_What this task involves_: Look for the string "JSON" in the listing below, then copy every line that has it.
──────── The data ────────
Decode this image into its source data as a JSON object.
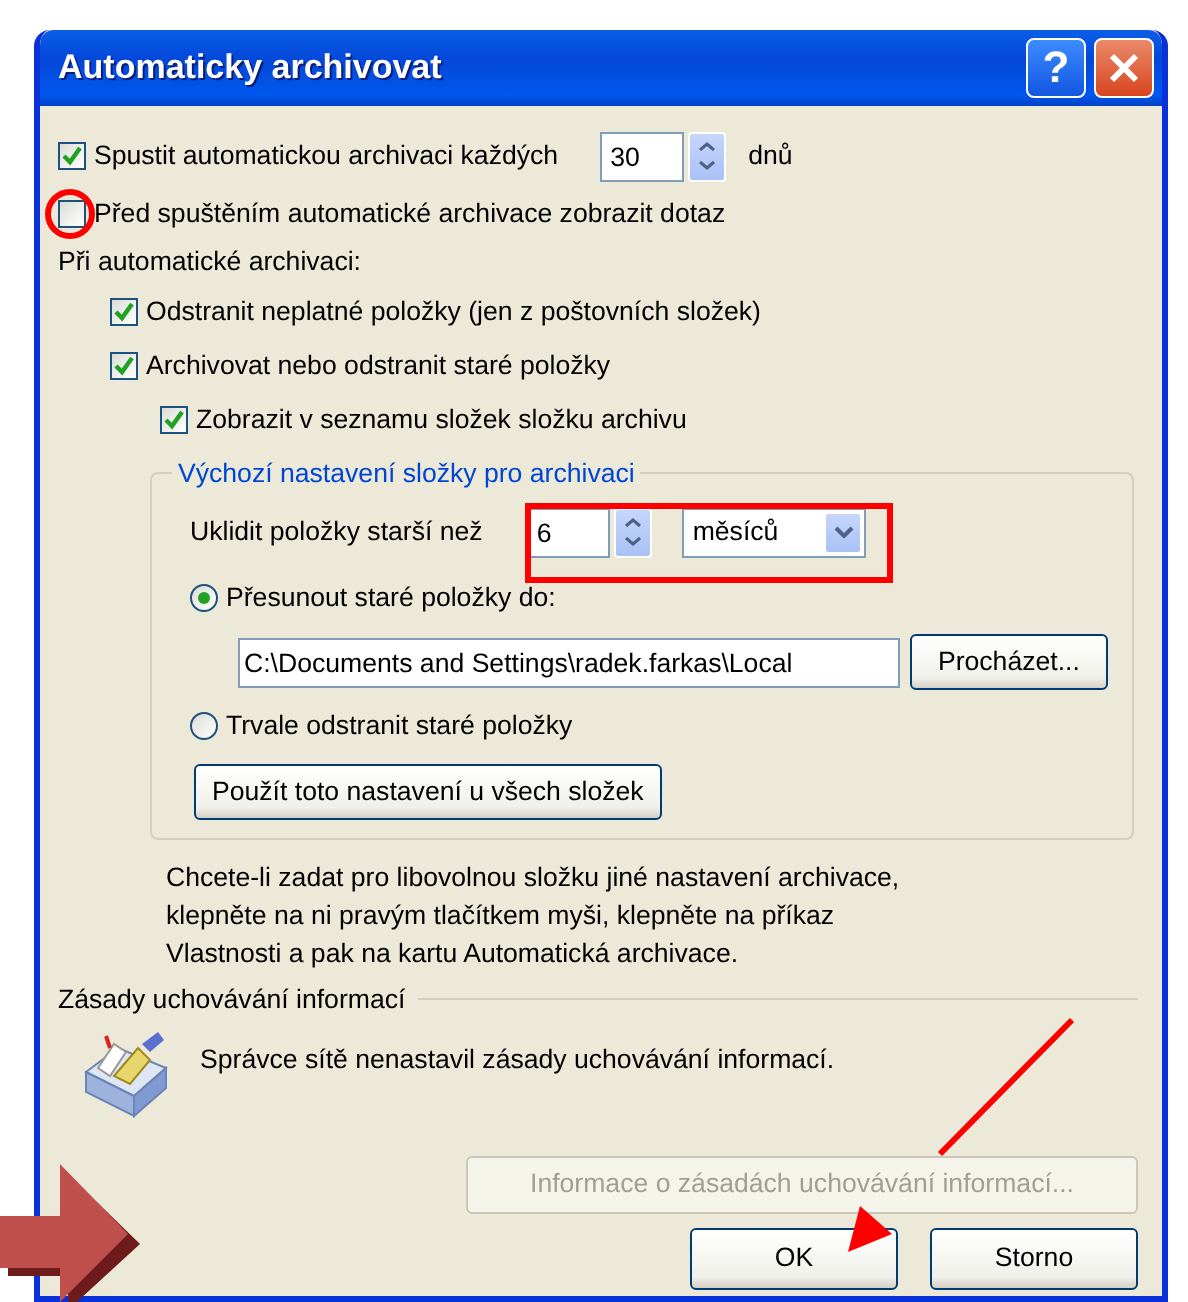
{
  "window": {
    "title": "Automaticky archivovat",
    "help_button": "?"
  },
  "autoarchive": {
    "label": "Spustit automatickou archivaci každých",
    "checked": true,
    "days": "30",
    "unit": "dnů"
  },
  "prompt": {
    "label": "Před spuštěním automatické archivace zobrazit dotaz",
    "checked": false
  },
  "during_label": "Při automatické archivaci:",
  "during_options": [
    {
      "label": "Odstranit neplatné položky (jen z poštovních složek)",
      "checked": true
    },
    {
      "label": "Archivovat nebo odstranit staré položky",
      "checked": true,
      "children": [
        {
          "label": "Zobrazit v seznamu složek složku archivu",
          "checked": true
        }
      ]
    }
  ],
  "default_group": {
    "legend": "Výchozí nastavení složky pro archivaci",
    "clean_label": "Uklidit položky starší než",
    "age": "6",
    "age_unit": "měsíců",
    "actions": [
      {
        "label": "Přesunout staré položky do:",
        "selected": true,
        "path": "C:\\Documents and Settings\\radek.farkas\\Local",
        "browse": "Procházet..."
      },
      {
        "label": "Trvale odstranit staré položky",
        "selected": false
      }
    ],
    "apply_button": "Použít toto nastavení u všech složek"
  },
  "help_text": "Chcete-li zadat pro libovolnou složku jiné nastavení archivace,\nklepněte na ni pravým tlačítkem myši, klepněte na příkaz\nVlastnosti a pak na kartu Automatická archivace.",
  "retention": {
    "title": "Zásady uchovávání informací",
    "message": "Správce sítě nenastavil zásady uchovávání informací.",
    "info_button": {
      "label": "Informace o zásadách uchovávání informací...",
      "disabled": true
    }
  },
  "buttons": [
    "OK",
    "Storno"
  ]
}
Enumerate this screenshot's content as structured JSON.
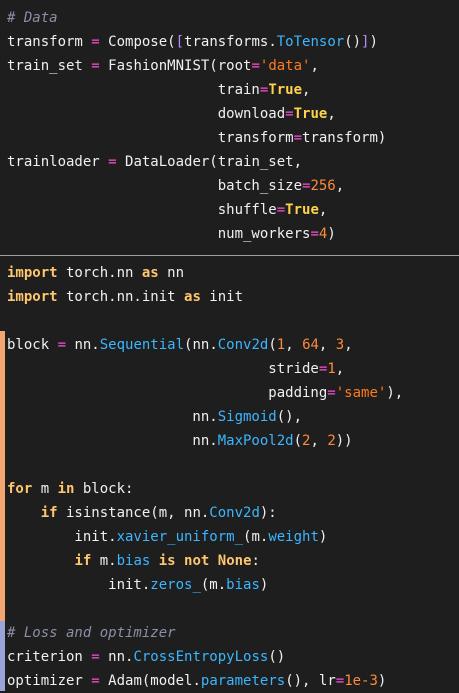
{
  "colors": {
    "background": "#1e1e1e",
    "comment": "#8a8fa6",
    "keyword": "#ffc66d",
    "call": "#3bb6ff",
    "operator": "#ff4fd8",
    "number": "#ff8a3a",
    "string": "#ff7a1a",
    "boolean": "#ffd24a",
    "bracket": "#b18cff",
    "text": "#f0f0f0",
    "gutter_orange": "#f2a672",
    "gutter_blue": "#9aa4d8"
  },
  "panels": [
    {
      "name": "data-loading-panel",
      "lines": [
        [
          {
            "t": "comment",
            "v": "# Data"
          }
        ],
        [
          {
            "t": "text",
            "v": "transform "
          },
          {
            "t": "op",
            "v": "="
          },
          {
            "t": "text",
            "v": " Compose("
          },
          {
            "t": "brk",
            "v": "["
          },
          {
            "t": "text",
            "v": "transforms."
          },
          {
            "t": "call",
            "v": "ToTensor"
          },
          {
            "t": "text",
            "v": "()"
          },
          {
            "t": "brk",
            "v": "]"
          },
          {
            "t": "text",
            "v": ")"
          }
        ],
        [
          {
            "t": "text",
            "v": "train_set "
          },
          {
            "t": "op",
            "v": "="
          },
          {
            "t": "text",
            "v": " FashionMNIST(root"
          },
          {
            "t": "op",
            "v": "="
          },
          {
            "t": "str",
            "v": "'data'"
          },
          {
            "t": "text",
            "v": ","
          }
        ],
        [
          {
            "t": "text",
            "v": "                         train"
          },
          {
            "t": "op",
            "v": "="
          },
          {
            "t": "bool",
            "v": "True"
          },
          {
            "t": "text",
            "v": ","
          }
        ],
        [
          {
            "t": "text",
            "v": "                         download"
          },
          {
            "t": "op",
            "v": "="
          },
          {
            "t": "bool",
            "v": "True"
          },
          {
            "t": "text",
            "v": ","
          }
        ],
        [
          {
            "t": "text",
            "v": "                         transform"
          },
          {
            "t": "op",
            "v": "="
          },
          {
            "t": "text",
            "v": "transform)"
          }
        ],
        [
          {
            "t": "text",
            "v": "trainloader "
          },
          {
            "t": "op",
            "v": "="
          },
          {
            "t": "text",
            "v": " DataLoader(train_set,"
          }
        ],
        [
          {
            "t": "text",
            "v": "                         batch_size"
          },
          {
            "t": "op",
            "v": "="
          },
          {
            "t": "num",
            "v": "256"
          },
          {
            "t": "text",
            "v": ","
          }
        ],
        [
          {
            "t": "text",
            "v": "                         shuffle"
          },
          {
            "t": "op",
            "v": "="
          },
          {
            "t": "bool",
            "v": "True"
          },
          {
            "t": "text",
            "v": ","
          }
        ],
        [
          {
            "t": "text",
            "v": "                         num_workers"
          },
          {
            "t": "op",
            "v": "="
          },
          {
            "t": "num",
            "v": "4"
          },
          {
            "t": "text",
            "v": ")"
          }
        ]
      ]
    },
    {
      "name": "model-panel",
      "lines": [
        [
          {
            "t": "kw",
            "v": "import"
          },
          {
            "t": "text",
            "v": " torch.nn "
          },
          {
            "t": "kw",
            "v": "as"
          },
          {
            "t": "text",
            "v": " nn"
          }
        ],
        [
          {
            "t": "kw",
            "v": "import"
          },
          {
            "t": "text",
            "v": " torch.nn.init "
          },
          {
            "t": "kw",
            "v": "as"
          },
          {
            "t": "text",
            "v": " init"
          }
        ],
        [],
        [
          {
            "t": "text",
            "v": "block "
          },
          {
            "t": "op",
            "v": "="
          },
          {
            "t": "text",
            "v": " nn."
          },
          {
            "t": "call",
            "v": "Sequential"
          },
          {
            "t": "text",
            "v": "(nn."
          },
          {
            "t": "call",
            "v": "Conv2d"
          },
          {
            "t": "text",
            "v": "("
          },
          {
            "t": "num",
            "v": "1"
          },
          {
            "t": "text",
            "v": ", "
          },
          {
            "t": "num",
            "v": "64"
          },
          {
            "t": "text",
            "v": ", "
          },
          {
            "t": "num",
            "v": "3"
          },
          {
            "t": "text",
            "v": ","
          }
        ],
        [
          {
            "t": "text",
            "v": "                               stride"
          },
          {
            "t": "op",
            "v": "="
          },
          {
            "t": "num",
            "v": "1"
          },
          {
            "t": "text",
            "v": ","
          }
        ],
        [
          {
            "t": "text",
            "v": "                               padding"
          },
          {
            "t": "op",
            "v": "="
          },
          {
            "t": "str",
            "v": "'same'"
          },
          {
            "t": "text",
            "v": "),"
          }
        ],
        [
          {
            "t": "text",
            "v": "                      nn."
          },
          {
            "t": "call",
            "v": "Sigmoid"
          },
          {
            "t": "text",
            "v": "(),"
          }
        ],
        [
          {
            "t": "text",
            "v": "                      nn."
          },
          {
            "t": "call",
            "v": "MaxPool2d"
          },
          {
            "t": "text",
            "v": "("
          },
          {
            "t": "num",
            "v": "2"
          },
          {
            "t": "text",
            "v": ", "
          },
          {
            "t": "num",
            "v": "2"
          },
          {
            "t": "text",
            "v": "))"
          }
        ],
        [],
        [
          {
            "t": "kw",
            "v": "for"
          },
          {
            "t": "text",
            "v": " m "
          },
          {
            "t": "kw",
            "v": "in"
          },
          {
            "t": "text",
            "v": " block:"
          }
        ],
        [
          {
            "t": "text",
            "v": "    "
          },
          {
            "t": "kw",
            "v": "if"
          },
          {
            "t": "text",
            "v": " isinstance(m, nn."
          },
          {
            "t": "call",
            "v": "Conv2d"
          },
          {
            "t": "text",
            "v": "):"
          }
        ],
        [
          {
            "t": "text",
            "v": "        init."
          },
          {
            "t": "call",
            "v": "xavier_uniform_"
          },
          {
            "t": "text",
            "v": "(m."
          },
          {
            "t": "call",
            "v": "weight"
          },
          {
            "t": "text",
            "v": ")"
          }
        ],
        [
          {
            "t": "text",
            "v": "        "
          },
          {
            "t": "kw",
            "v": "if"
          },
          {
            "t": "text",
            "v": " m."
          },
          {
            "t": "call",
            "v": "bias"
          },
          {
            "t": "text",
            "v": " "
          },
          {
            "t": "kw",
            "v": "is"
          },
          {
            "t": "text",
            "v": " "
          },
          {
            "t": "kw",
            "v": "not"
          },
          {
            "t": "text",
            "v": " "
          },
          {
            "t": "kw",
            "v": "None"
          },
          {
            "t": "text",
            "v": ":"
          }
        ],
        [
          {
            "t": "text",
            "v": "            init."
          },
          {
            "t": "call",
            "v": "zeros_"
          },
          {
            "t": "text",
            "v": "(m."
          },
          {
            "t": "call",
            "v": "bias"
          },
          {
            "t": "text",
            "v": ")"
          }
        ],
        [],
        [
          {
            "t": "comment",
            "v": "# Loss and optimizer"
          }
        ],
        [
          {
            "t": "text",
            "v": "criterion "
          },
          {
            "t": "op",
            "v": "="
          },
          {
            "t": "text",
            "v": " nn."
          },
          {
            "t": "call",
            "v": "CrossEntropyLoss"
          },
          {
            "t": "text",
            "v": "()"
          }
        ],
        [
          {
            "t": "text",
            "v": "optimizer "
          },
          {
            "t": "op",
            "v": "="
          },
          {
            "t": "text",
            "v": " Adam(model."
          },
          {
            "t": "call",
            "v": "parameters"
          },
          {
            "t": "text",
            "v": "(), lr"
          },
          {
            "t": "op",
            "v": "="
          },
          {
            "t": "num",
            "v": "1e-3"
          },
          {
            "t": "text",
            "v": ")"
          }
        ]
      ]
    }
  ]
}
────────
_Exercise response_:
Decode this image into its source data as a JSON object.
Enumerate this screenshot's content as structured JSON.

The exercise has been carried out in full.